The Case of the Two Soldiers


Heavy enemy pressure has resulted in orders for all units to move a mile to the rear to more defensible positions. LT Taggart’s platoon has packed up and is ready to move. Taggart has a special mission in the adjustment. He has been told to move directly to an ambush position in a defile that leads to a corps chemical unit providing early warning of the use of chemical munitions by the enemy forces. His ambush is critical because only he can reach the position in the thirty minutes he has been given—the thirty minutes that will allow him to ambush a small, fast-moving enemy column headed directly for the defile through the line of hills that constitutes the new line of defense. His ambush will be part of his mission to protect the chemical unit.


As Taggart prepares to give the order to move out, his platoon sergeant tells him that one of two reconnaissance patrols being pulled back to the platoon has just returned. The three-man patrol reports that they observed members of the other recon patrol, two soldiers, being captured by a squad of enemy soldiers. They followed the enemy squad on a trail into some dense vegetation and captured the man in the rear of the enemy column at a sharp bend in the trail. That prisoner revealed that the squad is on its way to a POW collection point, but the POW will not reveal its location.


The platoon sergeant says, "LT, we have got to get those guys back! You know what the enemy has been doing to prisoners! If they are lucky, they will just be shot! Give me five minutes with the guy the patrol brought back and I will have the exact location of their POW collection point. If it’s close, we can snatch them back in no time."


A quick check of the distance to the ambush site convinces Taggart that he must leave within ten minutes to fulfill his protection mission. It is now 0900 and he has been ordered to establish the ambush not later 0945. If the platoon sergeant does learn enough to mount a rescue mission, Taggart will probably have to split the platoon to try to accomplish both purposes. As he ponders, his RTO tells him that the company commander has passed the word to move quickly. Division is calling in a series of air strikes on the positions now being vacated, hoping to catch the enemy units in exposed positions moving forward.
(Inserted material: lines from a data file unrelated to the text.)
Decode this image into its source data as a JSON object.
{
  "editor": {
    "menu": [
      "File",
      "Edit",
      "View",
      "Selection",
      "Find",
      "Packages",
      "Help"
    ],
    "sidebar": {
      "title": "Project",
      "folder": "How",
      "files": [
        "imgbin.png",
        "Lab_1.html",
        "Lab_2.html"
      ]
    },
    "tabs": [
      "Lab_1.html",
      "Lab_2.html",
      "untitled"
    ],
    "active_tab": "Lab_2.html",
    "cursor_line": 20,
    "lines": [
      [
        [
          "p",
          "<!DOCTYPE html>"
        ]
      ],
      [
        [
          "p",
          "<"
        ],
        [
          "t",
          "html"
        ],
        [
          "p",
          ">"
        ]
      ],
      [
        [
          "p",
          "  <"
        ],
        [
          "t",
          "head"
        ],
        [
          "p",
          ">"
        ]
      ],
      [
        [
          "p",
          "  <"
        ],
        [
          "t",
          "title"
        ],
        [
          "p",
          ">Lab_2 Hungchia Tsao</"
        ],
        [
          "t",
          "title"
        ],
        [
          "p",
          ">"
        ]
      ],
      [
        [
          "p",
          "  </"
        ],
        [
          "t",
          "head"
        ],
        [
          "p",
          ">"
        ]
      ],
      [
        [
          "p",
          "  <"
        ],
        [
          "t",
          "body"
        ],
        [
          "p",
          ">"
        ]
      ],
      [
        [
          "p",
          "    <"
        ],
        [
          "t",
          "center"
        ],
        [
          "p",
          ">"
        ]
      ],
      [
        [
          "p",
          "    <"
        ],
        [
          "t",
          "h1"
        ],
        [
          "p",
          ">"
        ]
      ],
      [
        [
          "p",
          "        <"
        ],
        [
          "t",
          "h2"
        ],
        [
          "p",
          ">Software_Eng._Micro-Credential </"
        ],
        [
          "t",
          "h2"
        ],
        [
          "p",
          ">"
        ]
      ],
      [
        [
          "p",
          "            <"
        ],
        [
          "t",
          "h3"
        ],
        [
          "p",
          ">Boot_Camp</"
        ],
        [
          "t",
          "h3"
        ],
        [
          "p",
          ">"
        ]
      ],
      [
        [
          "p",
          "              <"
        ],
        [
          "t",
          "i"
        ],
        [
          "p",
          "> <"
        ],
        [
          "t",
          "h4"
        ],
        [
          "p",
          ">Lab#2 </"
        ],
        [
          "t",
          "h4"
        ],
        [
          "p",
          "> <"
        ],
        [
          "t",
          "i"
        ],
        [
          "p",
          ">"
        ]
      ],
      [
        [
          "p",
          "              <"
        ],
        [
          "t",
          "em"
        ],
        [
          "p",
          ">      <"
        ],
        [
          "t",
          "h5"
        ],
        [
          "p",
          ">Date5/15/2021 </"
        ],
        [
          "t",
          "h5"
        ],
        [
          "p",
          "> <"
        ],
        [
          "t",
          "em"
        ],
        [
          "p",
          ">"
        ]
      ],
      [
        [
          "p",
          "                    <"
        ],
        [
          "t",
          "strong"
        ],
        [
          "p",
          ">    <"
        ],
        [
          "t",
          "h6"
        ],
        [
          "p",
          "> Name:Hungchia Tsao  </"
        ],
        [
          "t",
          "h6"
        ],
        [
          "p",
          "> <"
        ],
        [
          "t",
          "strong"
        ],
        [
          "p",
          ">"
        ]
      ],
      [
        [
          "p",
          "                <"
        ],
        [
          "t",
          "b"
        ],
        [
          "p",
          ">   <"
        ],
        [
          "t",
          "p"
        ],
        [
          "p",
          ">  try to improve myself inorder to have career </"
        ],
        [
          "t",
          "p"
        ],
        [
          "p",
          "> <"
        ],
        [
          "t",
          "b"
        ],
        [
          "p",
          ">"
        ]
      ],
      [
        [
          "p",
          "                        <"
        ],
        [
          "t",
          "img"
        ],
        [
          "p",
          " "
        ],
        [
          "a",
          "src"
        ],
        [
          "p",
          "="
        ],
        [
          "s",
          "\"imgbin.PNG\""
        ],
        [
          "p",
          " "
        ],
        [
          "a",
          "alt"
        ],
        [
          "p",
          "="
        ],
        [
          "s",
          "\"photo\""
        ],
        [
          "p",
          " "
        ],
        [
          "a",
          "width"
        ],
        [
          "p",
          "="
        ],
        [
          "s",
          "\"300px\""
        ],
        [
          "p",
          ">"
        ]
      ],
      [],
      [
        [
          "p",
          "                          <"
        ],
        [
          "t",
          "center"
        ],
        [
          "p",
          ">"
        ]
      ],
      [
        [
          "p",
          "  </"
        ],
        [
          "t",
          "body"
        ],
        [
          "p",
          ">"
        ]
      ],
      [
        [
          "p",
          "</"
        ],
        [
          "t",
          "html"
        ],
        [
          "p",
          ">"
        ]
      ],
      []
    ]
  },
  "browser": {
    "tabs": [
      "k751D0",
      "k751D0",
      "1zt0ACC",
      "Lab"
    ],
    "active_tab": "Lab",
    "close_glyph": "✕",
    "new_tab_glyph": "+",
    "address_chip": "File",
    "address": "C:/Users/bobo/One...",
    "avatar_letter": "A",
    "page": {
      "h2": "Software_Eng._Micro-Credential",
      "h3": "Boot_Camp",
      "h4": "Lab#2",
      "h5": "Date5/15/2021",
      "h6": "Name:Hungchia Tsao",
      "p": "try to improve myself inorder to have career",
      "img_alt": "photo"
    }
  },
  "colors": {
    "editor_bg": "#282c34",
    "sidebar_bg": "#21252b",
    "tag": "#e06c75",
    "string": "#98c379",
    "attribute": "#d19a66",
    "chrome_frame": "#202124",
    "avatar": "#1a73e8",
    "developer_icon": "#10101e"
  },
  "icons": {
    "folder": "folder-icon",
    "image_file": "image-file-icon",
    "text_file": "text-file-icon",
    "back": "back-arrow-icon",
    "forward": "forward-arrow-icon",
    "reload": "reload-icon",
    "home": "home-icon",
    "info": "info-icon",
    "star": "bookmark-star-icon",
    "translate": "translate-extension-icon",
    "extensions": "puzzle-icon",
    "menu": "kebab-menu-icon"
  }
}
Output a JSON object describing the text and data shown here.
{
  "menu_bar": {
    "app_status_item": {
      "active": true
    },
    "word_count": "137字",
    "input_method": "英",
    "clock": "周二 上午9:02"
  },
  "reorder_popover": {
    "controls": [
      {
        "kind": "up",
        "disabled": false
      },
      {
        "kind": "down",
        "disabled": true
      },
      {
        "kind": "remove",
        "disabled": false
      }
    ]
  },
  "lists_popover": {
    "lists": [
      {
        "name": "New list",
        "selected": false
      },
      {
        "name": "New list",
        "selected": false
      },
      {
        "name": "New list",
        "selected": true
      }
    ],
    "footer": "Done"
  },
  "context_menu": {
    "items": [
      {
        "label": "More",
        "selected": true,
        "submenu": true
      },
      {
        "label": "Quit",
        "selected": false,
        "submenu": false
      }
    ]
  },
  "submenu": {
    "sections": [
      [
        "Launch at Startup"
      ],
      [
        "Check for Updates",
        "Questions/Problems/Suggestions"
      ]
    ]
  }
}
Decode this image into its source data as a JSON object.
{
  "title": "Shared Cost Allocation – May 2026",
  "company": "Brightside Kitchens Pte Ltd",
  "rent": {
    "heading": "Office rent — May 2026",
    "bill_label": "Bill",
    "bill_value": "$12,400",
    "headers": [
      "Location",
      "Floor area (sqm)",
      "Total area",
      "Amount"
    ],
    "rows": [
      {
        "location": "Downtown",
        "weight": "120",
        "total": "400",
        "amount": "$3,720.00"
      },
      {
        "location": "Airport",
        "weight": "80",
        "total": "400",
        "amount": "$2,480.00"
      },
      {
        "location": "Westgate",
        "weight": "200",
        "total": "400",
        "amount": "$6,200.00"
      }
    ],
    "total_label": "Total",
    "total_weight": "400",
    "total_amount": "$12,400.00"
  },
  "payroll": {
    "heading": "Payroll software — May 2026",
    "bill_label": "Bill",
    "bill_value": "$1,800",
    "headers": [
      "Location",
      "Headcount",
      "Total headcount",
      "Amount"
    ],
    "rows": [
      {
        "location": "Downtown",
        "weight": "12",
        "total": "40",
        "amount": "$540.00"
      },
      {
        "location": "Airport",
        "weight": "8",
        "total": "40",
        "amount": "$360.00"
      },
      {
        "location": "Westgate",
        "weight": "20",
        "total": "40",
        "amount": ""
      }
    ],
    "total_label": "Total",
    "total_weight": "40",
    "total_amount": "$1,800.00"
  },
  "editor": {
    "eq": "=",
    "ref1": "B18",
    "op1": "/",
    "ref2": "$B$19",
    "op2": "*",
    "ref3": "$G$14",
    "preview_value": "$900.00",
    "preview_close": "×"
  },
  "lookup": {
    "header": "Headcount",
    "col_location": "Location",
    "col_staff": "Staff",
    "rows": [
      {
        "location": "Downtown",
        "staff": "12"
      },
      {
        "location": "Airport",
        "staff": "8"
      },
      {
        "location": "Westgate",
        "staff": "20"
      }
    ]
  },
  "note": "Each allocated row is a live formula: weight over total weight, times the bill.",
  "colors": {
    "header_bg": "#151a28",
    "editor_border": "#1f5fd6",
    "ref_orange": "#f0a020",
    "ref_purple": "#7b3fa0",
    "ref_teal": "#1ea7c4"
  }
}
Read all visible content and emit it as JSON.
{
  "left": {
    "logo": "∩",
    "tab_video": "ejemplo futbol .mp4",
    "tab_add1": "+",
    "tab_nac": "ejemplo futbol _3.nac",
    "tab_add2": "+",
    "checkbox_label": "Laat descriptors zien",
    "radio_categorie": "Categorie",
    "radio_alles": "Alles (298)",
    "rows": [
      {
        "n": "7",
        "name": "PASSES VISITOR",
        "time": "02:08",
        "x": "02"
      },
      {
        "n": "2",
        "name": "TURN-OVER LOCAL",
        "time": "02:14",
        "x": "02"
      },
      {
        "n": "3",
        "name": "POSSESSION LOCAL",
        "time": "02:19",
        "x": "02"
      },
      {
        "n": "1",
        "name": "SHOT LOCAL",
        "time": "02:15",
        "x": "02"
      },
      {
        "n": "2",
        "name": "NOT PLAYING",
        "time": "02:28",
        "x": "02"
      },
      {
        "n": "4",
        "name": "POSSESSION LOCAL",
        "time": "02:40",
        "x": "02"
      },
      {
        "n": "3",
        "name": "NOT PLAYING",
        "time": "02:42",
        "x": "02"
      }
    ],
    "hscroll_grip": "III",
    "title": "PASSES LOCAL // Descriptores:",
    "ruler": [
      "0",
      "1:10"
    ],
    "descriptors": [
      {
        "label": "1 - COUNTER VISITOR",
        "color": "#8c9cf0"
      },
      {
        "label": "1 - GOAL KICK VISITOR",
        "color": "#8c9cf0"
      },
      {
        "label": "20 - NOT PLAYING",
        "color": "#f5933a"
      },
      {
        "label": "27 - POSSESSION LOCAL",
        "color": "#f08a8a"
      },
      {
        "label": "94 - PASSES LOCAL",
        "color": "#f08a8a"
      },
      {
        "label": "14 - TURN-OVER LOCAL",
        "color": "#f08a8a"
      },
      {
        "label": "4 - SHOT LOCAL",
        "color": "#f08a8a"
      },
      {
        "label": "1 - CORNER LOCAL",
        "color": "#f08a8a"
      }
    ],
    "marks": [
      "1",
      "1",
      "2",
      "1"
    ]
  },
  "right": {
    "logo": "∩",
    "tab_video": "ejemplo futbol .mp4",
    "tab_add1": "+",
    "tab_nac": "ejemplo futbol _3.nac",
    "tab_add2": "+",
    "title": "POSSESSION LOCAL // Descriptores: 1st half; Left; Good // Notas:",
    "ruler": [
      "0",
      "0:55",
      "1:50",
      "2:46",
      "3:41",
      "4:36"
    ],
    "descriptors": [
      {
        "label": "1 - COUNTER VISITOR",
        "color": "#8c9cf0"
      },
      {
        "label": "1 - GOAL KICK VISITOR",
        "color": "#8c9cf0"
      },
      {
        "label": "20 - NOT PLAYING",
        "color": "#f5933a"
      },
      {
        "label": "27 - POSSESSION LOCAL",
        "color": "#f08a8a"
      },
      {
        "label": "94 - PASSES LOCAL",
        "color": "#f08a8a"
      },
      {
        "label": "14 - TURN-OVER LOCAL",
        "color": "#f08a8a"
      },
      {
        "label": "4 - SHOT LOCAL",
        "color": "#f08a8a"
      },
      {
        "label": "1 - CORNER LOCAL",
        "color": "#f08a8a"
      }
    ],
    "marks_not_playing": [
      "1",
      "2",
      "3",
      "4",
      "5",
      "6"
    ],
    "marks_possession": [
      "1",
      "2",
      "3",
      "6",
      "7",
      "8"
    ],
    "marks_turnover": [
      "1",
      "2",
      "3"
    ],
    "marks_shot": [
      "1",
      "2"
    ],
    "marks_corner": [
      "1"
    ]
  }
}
Should LT Taggart allow the platoon sergeant to question the prisoner? Should he try to mount a rescue operation?